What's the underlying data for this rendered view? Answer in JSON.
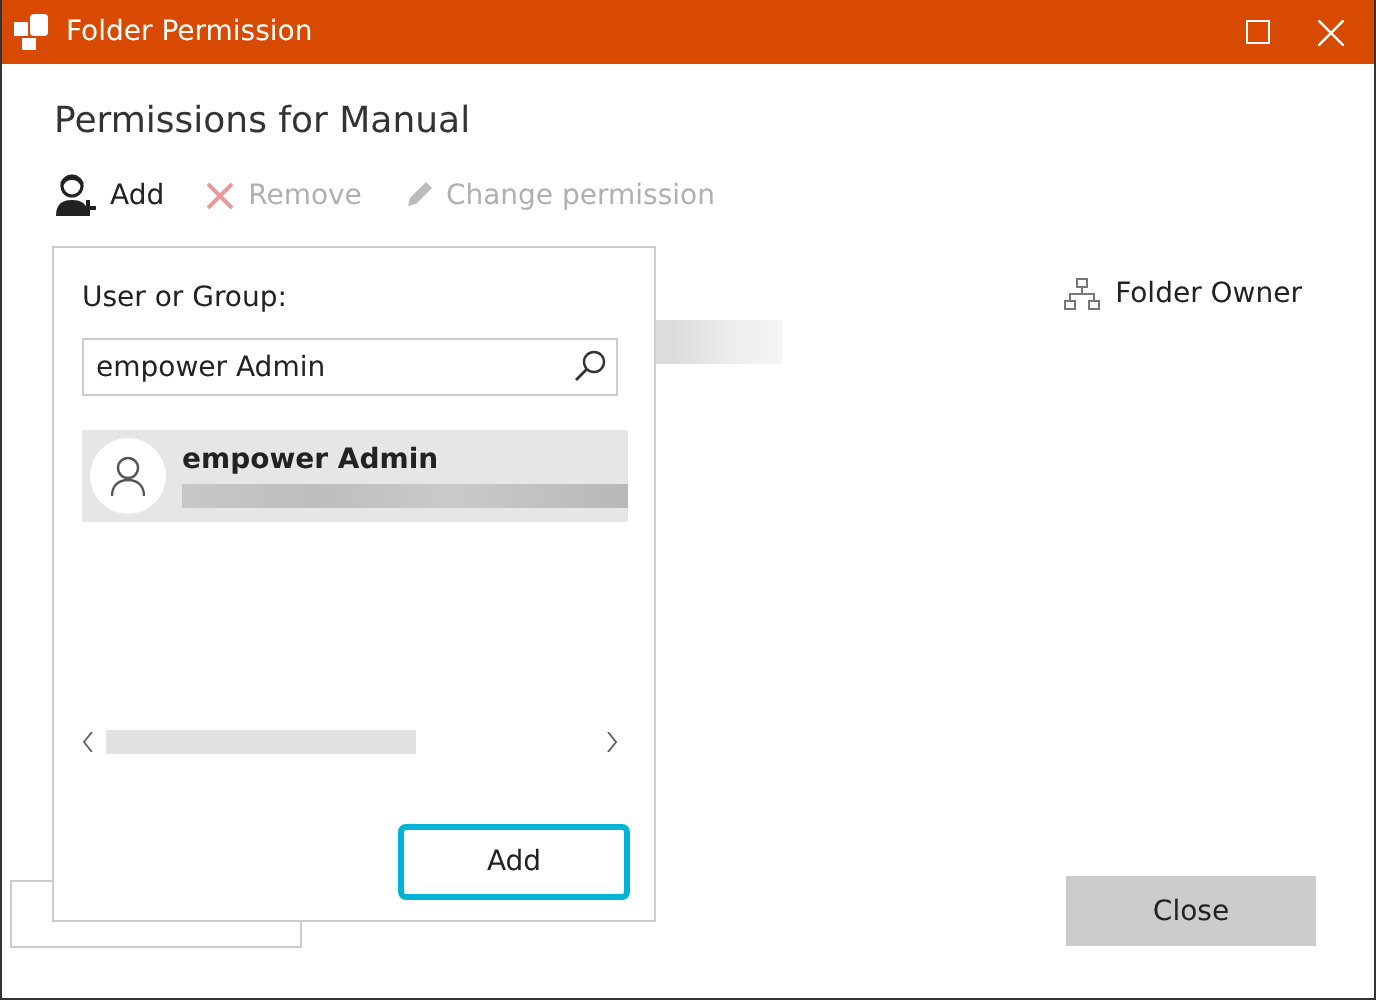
{
  "window": {
    "title": "Folder Permission"
  },
  "heading": "Permissions for Manual",
  "toolbar": [
    {
      "kind": "add",
      "label": "Add",
      "disabled": false
    },
    {
      "kind": "remove",
      "label": "Remove",
      "disabled": true
    },
    {
      "kind": "edit",
      "label": "Change permission",
      "disabled": true
    }
  ],
  "owner_label": "Folder Owner",
  "popup": {
    "label": "User or Group:",
    "search": {
      "value": "empower Admin"
    },
    "results": [
      {
        "name": "empower Admin",
        "selected": true
      }
    ],
    "add_button": "Add"
  },
  "close_button": "Close"
}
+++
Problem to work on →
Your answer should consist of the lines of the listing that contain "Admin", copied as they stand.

Solution for this problem →
      "value": "empower Admin"
        "name": "empower Admin",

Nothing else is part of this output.